There has been a plethora of bad news over the last couple months – ISIS (the Islamic State in Iraq and Syria) has struck the world stage (literally), Hamas has lobbed over 2,000 fresh rocket attacks into Israel and Israeli Defense Forces have moved into Gaza, the globe was distracted by The World Cup, a 6.8 earthquake struck off of Fukushima, CitiBank was fined $7 billion in a mortgage probe, the second largest Portuguese bank defaulted, pneumonic plague appeared in Denver, a Malaysian passenger jet was destroyed by a ballistic missile over Ukraine – and still, equity markets are higher, energy stocks (including MLPs) have held up, municipal bonds (munis) remain in high demand, volatility remains extremely low, and taxable bonds are doing okay.
On the face of it, none of this necessarily means that the markets are safer, nor does it mean they are riskier. The Fed’s dovish liquidity reassurances, as well as the European Central Bank’s (ECB’s) rhetoric, have propelled the indices. Even though volatility, as measured by VIX is low, the put-to-call ratio (otherwise known as the SKEW Index) is very high. A high SKEW Index means that the market is not complacent; it means that there is heavy hedging towards downside protection; i.e., significantly more investors are buying ‘puts’ to protect from a decline than are buying ‘calls’ to bet on an increase. We would view any pullback as a healthy development to reset and recalibrate expectations for what should continue to be a secular bull market. But the market could go higher before we see such a recalibration.

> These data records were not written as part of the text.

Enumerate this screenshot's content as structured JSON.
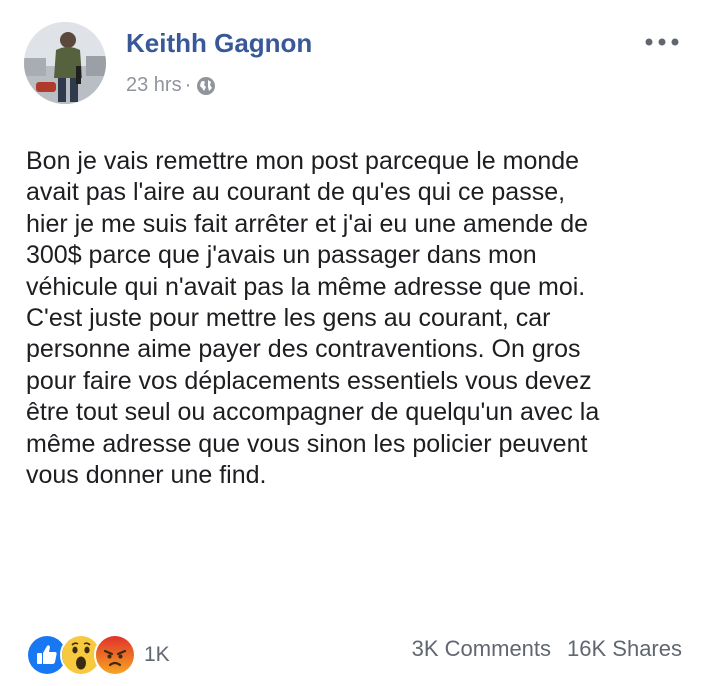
{
  "post": {
    "author": "Keithh Gagnon",
    "timestamp": "23 hrs",
    "separator": "·",
    "privacy_icon": "globe-icon",
    "more_icon": "more-options-icon",
    "lines": [
      "Bon je vais remettre mon post parceque le monde",
      "avait pas l'aire au courant de qu'es qui ce passe,",
      "hier je me suis fait arrêter et j'ai eu une amende de",
      "300$ parce que j'avais un passager dans mon",
      "véhicule qui n'avait pas la même adresse que moi.",
      "C'est juste pour mettre les gens au courant, car",
      "personne aime payer des contraventions. On gros",
      "pour faire vos déplacements essentiels vous devez",
      "être tout seul ou accompagner de quelqu'un avec la",
      "même adresse que vous sinon les policier peuvent",
      "vous donner une find."
    ]
  },
  "footer": {
    "reactions": [
      "like-reaction-icon",
      "wow-reaction-icon",
      "angry-reaction-icon"
    ],
    "reaction_count": "1K",
    "comments": "3K Comments",
    "shares": "16K Shares"
  },
  "colors": {
    "link": "#385898",
    "like": "#1877f2",
    "reaction_yellow": "#f7c93e",
    "reaction_angry": "#e9710f",
    "meta_gray": "#90949c"
  }
}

On the positive side, it isn’t so much “why are we rallying?” but rather “why wouldn’t we rally?” – economic data is benign (at worst) and showing impressive improvement in other areas like the purchasing managers index (PMI); the Q1 earnings season was okay other than some one-off events and weather issues; Q2 should be much better; M&A volumes continue to build (Allergan, Intercontinental, Hillshire, Time Warner, Direct TV, etc.); central banks remain accommodative (especially the ECB); and U.S. equity valuations are undemanding (PE of 16x for 2014 and sub-15x on 2015 numbers).
You probably don’t remember what you had for lunch last week, but you almost certainly have vivid memories of what happened economically and in the markets during 2007 & 2008 like it was just five minutes ago. You remember the Senate debates, the panicky reactions of the Fed and the FDIC, and the turmoil in the markets as banks and alternative funds disappeared, and ho-hum run-of-the-mill securities suddenly lost their liquidity. This memory of what happened five minutes ago five years ago, still plagues the markets; therefore, it still affects how the US Fed and other central banks, like the ECB, engineer monetary policy going forward.
The Fed is on a careful path to raise rates in the next 12 to 18 months. Yellen is continuing Bernanke’s tradition of signposting Fed moves well in advance and getting the rumor mill running [think Louella Parsons or Perez Hilton] so that monetary moves are well expected and built into pricing assumptions (as best as possible). The Fed is supporting the investment needed for growth through clear guidance that increases in bank rates will be gradual and limited. This is in part because the actual and perceived headwinds facing the economy are likely to take some time to die down.
Expect US growth to pick up. The end of deleveraging (both public and private-sector), pent up demand for housing, cars and capex, together with the sharp decline in the real US dollar index should support a return to solid, sustained GDP growth. The Federal Reserve will continue to ‘taper’ QE, but will work hard to demonstrate its commitment to zero interest rates into 2015.
Michael Ashley Schulman, CFA
Hollencrest Capital Management